• _What you will do_
Using the records below, filter for lines that contain the string "Entrez" and copy them out.
===============
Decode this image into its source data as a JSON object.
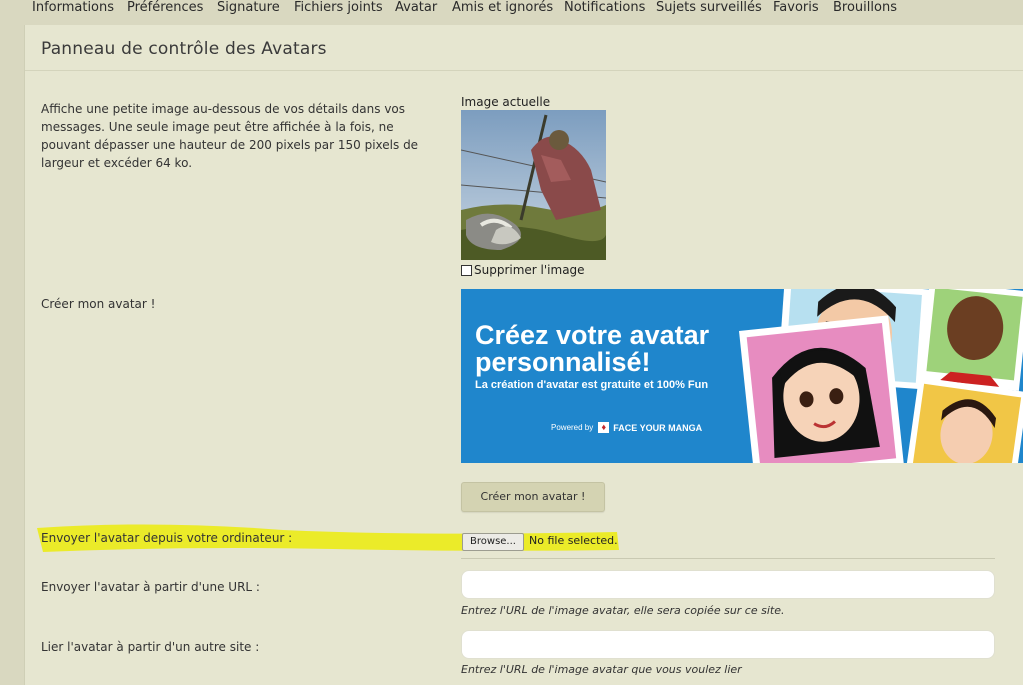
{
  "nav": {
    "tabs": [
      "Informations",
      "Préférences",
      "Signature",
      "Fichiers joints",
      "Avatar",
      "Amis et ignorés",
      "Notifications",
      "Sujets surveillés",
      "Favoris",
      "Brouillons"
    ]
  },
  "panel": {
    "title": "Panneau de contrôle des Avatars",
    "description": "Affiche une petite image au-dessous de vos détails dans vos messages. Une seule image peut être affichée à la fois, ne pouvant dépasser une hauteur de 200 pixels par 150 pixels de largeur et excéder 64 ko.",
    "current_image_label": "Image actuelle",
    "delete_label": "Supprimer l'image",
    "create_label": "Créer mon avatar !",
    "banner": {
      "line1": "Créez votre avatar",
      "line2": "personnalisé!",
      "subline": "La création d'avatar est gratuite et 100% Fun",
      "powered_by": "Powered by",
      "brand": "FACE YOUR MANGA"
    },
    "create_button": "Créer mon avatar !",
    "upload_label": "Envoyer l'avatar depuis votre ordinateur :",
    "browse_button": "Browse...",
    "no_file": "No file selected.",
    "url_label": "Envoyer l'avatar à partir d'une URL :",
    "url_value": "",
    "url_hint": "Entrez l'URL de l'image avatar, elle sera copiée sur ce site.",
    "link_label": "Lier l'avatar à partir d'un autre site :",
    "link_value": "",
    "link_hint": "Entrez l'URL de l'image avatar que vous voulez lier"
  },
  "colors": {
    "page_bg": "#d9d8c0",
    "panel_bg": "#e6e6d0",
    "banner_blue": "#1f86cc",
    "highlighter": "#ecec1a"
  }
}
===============
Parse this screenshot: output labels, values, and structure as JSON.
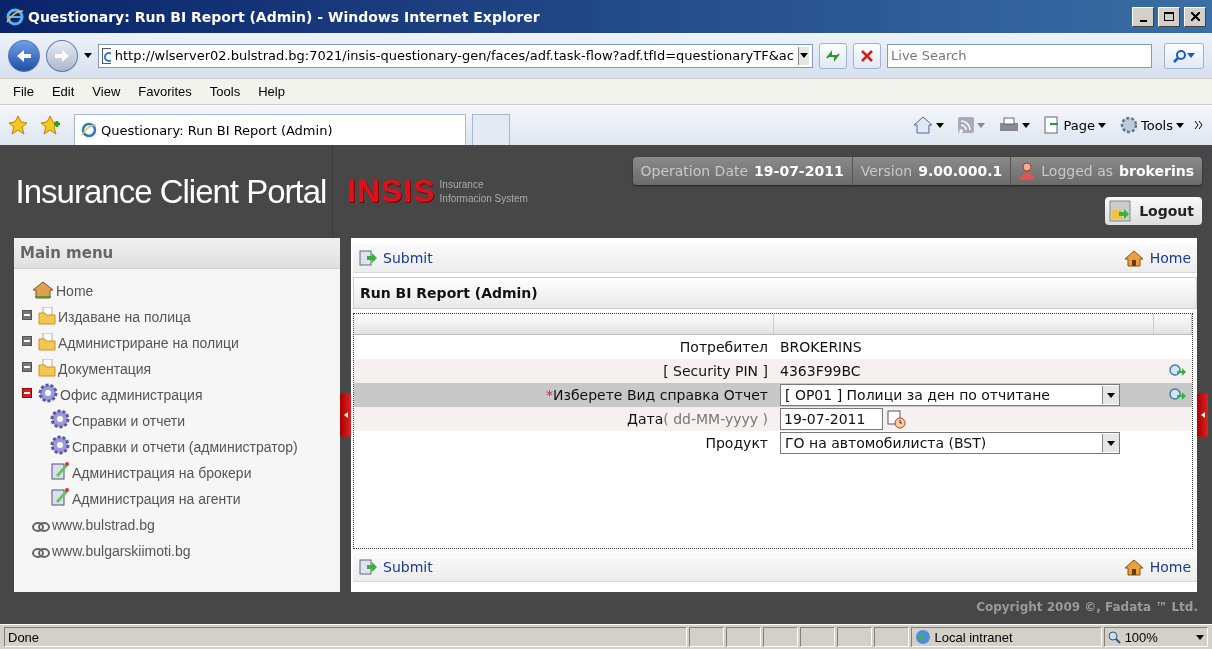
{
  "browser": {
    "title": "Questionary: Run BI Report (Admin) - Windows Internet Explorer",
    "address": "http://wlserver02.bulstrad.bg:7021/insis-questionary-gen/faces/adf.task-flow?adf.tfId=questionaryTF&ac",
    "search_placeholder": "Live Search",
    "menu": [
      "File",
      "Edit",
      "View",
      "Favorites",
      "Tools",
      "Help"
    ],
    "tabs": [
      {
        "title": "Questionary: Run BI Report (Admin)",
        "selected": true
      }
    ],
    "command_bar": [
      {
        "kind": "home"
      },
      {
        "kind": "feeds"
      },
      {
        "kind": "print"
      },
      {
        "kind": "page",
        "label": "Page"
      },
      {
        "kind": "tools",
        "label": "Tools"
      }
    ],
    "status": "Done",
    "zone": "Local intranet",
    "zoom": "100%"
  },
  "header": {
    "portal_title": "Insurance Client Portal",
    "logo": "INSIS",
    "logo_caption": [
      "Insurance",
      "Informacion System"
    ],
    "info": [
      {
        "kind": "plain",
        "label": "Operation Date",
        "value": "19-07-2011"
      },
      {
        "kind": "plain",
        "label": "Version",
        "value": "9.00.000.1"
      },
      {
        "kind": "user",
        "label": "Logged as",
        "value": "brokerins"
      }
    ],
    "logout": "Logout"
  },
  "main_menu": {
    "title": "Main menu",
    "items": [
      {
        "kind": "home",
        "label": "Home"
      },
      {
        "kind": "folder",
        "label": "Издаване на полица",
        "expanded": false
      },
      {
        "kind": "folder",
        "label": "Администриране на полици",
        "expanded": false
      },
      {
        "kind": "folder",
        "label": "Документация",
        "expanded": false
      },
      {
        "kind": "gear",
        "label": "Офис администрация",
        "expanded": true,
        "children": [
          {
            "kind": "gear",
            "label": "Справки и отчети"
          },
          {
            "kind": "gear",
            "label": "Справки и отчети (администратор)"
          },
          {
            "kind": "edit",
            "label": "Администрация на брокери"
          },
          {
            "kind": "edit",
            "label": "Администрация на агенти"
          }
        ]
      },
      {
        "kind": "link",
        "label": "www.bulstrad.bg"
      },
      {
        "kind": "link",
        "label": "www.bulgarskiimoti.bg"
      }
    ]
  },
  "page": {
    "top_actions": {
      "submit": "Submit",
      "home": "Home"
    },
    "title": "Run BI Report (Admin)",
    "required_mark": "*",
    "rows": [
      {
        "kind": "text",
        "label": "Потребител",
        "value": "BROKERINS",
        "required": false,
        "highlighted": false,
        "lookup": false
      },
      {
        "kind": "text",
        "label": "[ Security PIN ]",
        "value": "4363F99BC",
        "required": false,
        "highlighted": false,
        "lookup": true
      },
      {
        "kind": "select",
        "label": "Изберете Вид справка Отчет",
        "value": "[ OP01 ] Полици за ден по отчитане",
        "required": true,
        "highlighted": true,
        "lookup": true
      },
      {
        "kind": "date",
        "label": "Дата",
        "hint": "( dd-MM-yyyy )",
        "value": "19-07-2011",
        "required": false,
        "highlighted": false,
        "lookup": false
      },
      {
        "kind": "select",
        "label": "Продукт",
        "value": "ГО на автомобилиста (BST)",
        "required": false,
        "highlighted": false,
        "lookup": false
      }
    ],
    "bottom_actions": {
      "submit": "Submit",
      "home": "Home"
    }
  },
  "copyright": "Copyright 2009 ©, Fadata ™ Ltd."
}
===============
• _Response area_
    "url_hint": "Entrez l'URL de l'image avatar, elle sera copiée sur ce site.",
    "link_hint": "Entrez l'URL de l'image avatar que vous voulez lier"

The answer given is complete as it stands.